That same hope has not parted from those still fighting polio today, as Bill Gates recently shared that the world came its closest to eradicating the polio virus just six months ago.
“The last steps to eradication are by far the toughest. But our foundation remains dedicated to a polio-free future, and we’re optimistic that we will see it soon,” said Mark Suzman, the CEO of the Bill & Melinda Gates Foundation.
There is great irony behind the just announced $1.2 billion effort to help those two particular countries. It is a little-known fact that both Pakistan and Afghanistan are predominantly Muslim countries with the combined population of 270 million who consistently refuse diplomatic relations with Israel- Professor Sabin’s beloved homeland.
Three decades ago, Lifestyles Magazine/Meaningful Influence was granted an exclusive event opportunity with Professor Sabin, where he explained his motivation to decline financially benefitting from his paradigm-changing oral vaccine.
He refused to patent his vaccine, waiving commercial exploitation by pharmaceutical industries, so that the low price would guarantee a more extensive spread of the treatment. From the development of his vaccine Sabin did not gain a penny and continued to live on his salary as a professor.
The Sabin Vaccine Institute was founded in 1993 to continue the work of developing and promoting vaccines.
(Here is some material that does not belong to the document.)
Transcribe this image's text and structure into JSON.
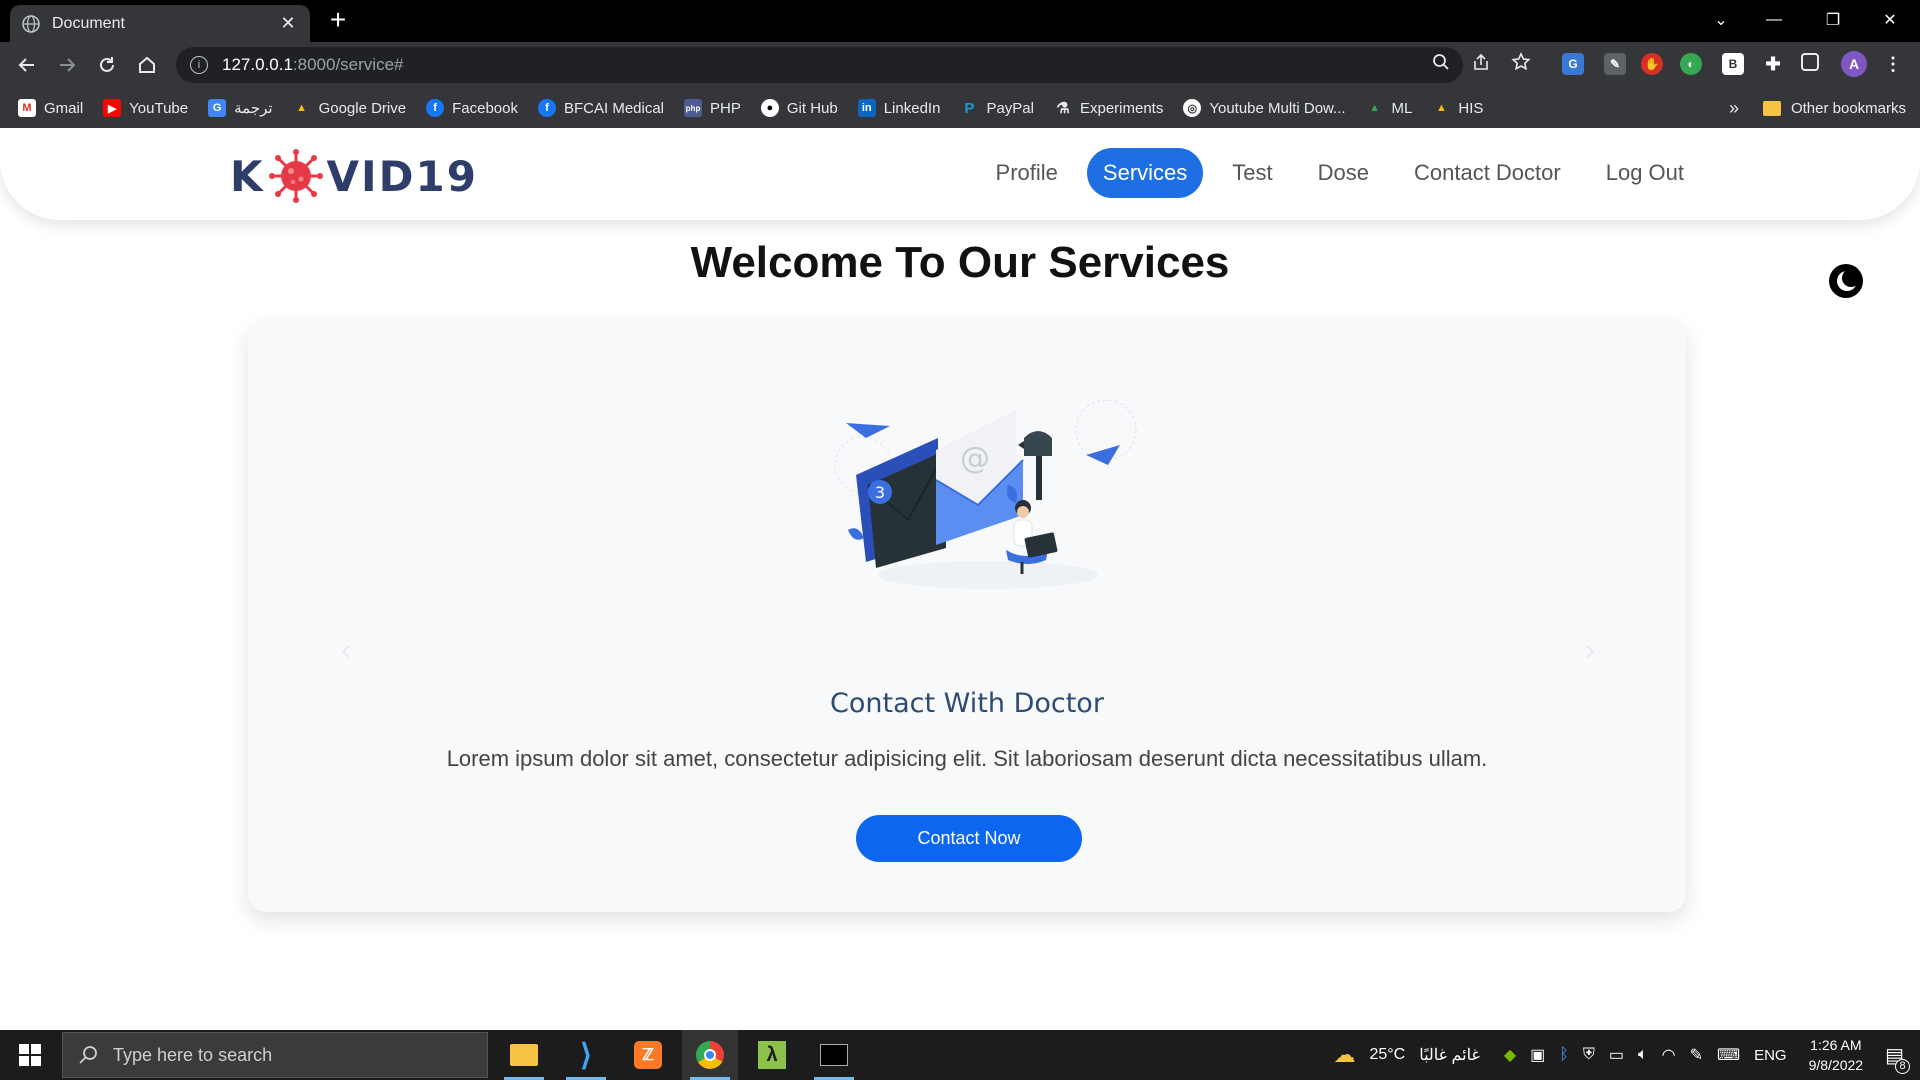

To commemorate Professor Sabin’s pioneering work, the institute annually awards the Albert B. Sabin Gold Medal in recognition of work in the field of vaccinology or a complementary field.
Photo: Lifestyles Magazine/Meaningful Influence founder Gabriel Erem in conversation with Professor Sabin